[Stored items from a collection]

****************************************

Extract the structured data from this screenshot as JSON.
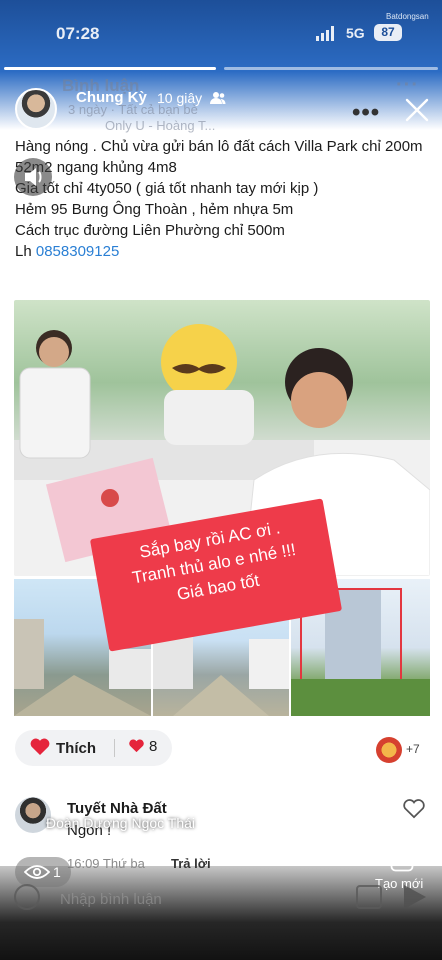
{
  "status": {
    "time": "07:28",
    "network": "5G",
    "battery": "87",
    "watermark": "Batdongsan"
  },
  "background_header": {
    "title": "Bình luận",
    "meta": "3 ngày · Tất cả bạn bè",
    "sub": "Only U - Hoàng T..."
  },
  "story": {
    "author": "Chung Kỳ",
    "time_ago": "10 giây"
  },
  "post": {
    "lines": [
      "Hàng nóng . Chủ vừa gửi bán lô đất cách Villa Park chỉ 200m",
      "52m2 ngang khủng 4m8",
      "Giá tốt chỉ 4ty050 ( giá tốt nhanh tay mới kịp )",
      "Hẻm 95 Bưng Ông Thoàn , hẻm nhựa 5m",
      "Cách trục đường Liên Phường chỉ 500m"
    ],
    "contact_prefix": "Lh ",
    "phone": "0858309125"
  },
  "image_sticker": {
    "line1": "Sắp bay rồi AC ơi .",
    "line2": "Tranh thủ alo e nhé !!!",
    "line3": "Giá bao tốt"
  },
  "reactions": {
    "like_label": "Thích",
    "like_count": "8",
    "others": "+7"
  },
  "comment": {
    "author": "Tuyết Nhà Đất",
    "text": "Ngon !",
    "overlay_name": "Đoàn Dương Ngọc Thái",
    "time": "16:09 Thứ ba",
    "reply_label": "Trả lời"
  },
  "footer": {
    "views": "1",
    "create_label": "Tạo mới",
    "input_placeholder": "Nhập bình luận"
  },
  "colors": {
    "accent_blue": "#2a7fd4",
    "sticker_red": "#ee3b4a",
    "heart_red": "#e5243b"
  }
}
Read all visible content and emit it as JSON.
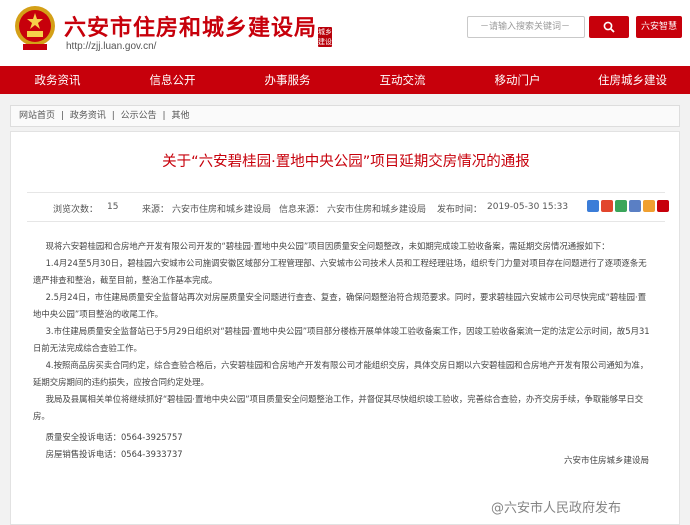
{
  "header": {
    "site_title": "六安市住房和城乡建设局",
    "site_url": "http://zjj.luan.gov.cn/",
    "seal_text": "城乡建设",
    "search_placeholder": "－请输入搜索关键词－",
    "region_button": "六安智慧"
  },
  "nav": {
    "items": [
      "政务资讯",
      "信息公开",
      "办事服务",
      "互动交流",
      "移动门户",
      "住房城乡建设"
    ]
  },
  "breadcrumb": {
    "items": [
      "网站首页",
      "政务资讯",
      "公示公告",
      "其他"
    ],
    "separator": "|"
  },
  "article": {
    "title": "关于“六安碧桂园·置地中央公园”项目延期交房情况的通报",
    "meta": {
      "views_label": "浏览次数：",
      "views_value": "15",
      "source_label": "来源：",
      "source_value": "六安市住房和城乡建设局",
      "info_source_label": "信息来源：",
      "info_source_value": "六安市住房和城乡建设局",
      "publish_label": "发布时间：",
      "publish_value": "2019-05-30 15:33"
    },
    "paragraphs": [
      "现将六安碧桂园和合房地产开发有限公司开发的“碧桂园·置地中央公园”项目因质量安全问题整改，未如期完成竣工验收备案，需延期交房情况通报如下：",
      "1.4月24至5月30日，碧桂园六安城市公司施调安徽区域部分工程管理部、六安城市公司技术人员和工程经理驻场，组织专门力量对项目存在问题进行了逐项逐条无遗严排查和整治，截至目前，整治工作基本完成。",
      "2.5月24日，市住建局质量安全监督站再次对房屋质量安全问题进行查查、复查，确保问题整治符合规范要求。同时，要求碧桂园六安城市公司尽快完成“碧桂园·置地中央公园”项目整治的收尾工作。",
      "3.市住建局质量安全监督站已于5月29日组织对“碧桂园·置地中央公园”项目部分楼栋开展单体竣工验收备案工作，因竣工验收备案流一定的法定公示时间，故5月31日前无法完成综合查验工作。",
      "4.按照商品房买卖合同约定，综合查验合格后，六安碧桂园和合房地产开发有限公司才能组织交房，具体交房日期以六安碧桂园和合房地产开发有限公司通知为准，延期交房期间的违约损失，应按合同约定处理。",
      "我局及县属相关单位将继续抓好“碧桂园·置地中央公园”项目质量安全问题整治工作，并督促其尽快组织竣工验收，完善综合查验，办齐交房手续，争取能够早日交房。"
    ],
    "phone_lines": [
      {
        "label": "质量安全投诉电话：",
        "value": "0564-3925757"
      },
      {
        "label": "房屋销售投诉电话：",
        "value": "0564-3933737"
      }
    ],
    "signature": "六安市住房城乡建设局",
    "watermark": "@六安市人民政府发布"
  },
  "colors": {
    "brand_red": "#c7000b"
  }
}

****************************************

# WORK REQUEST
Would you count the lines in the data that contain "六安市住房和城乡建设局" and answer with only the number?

# RESPONSE BELOW
3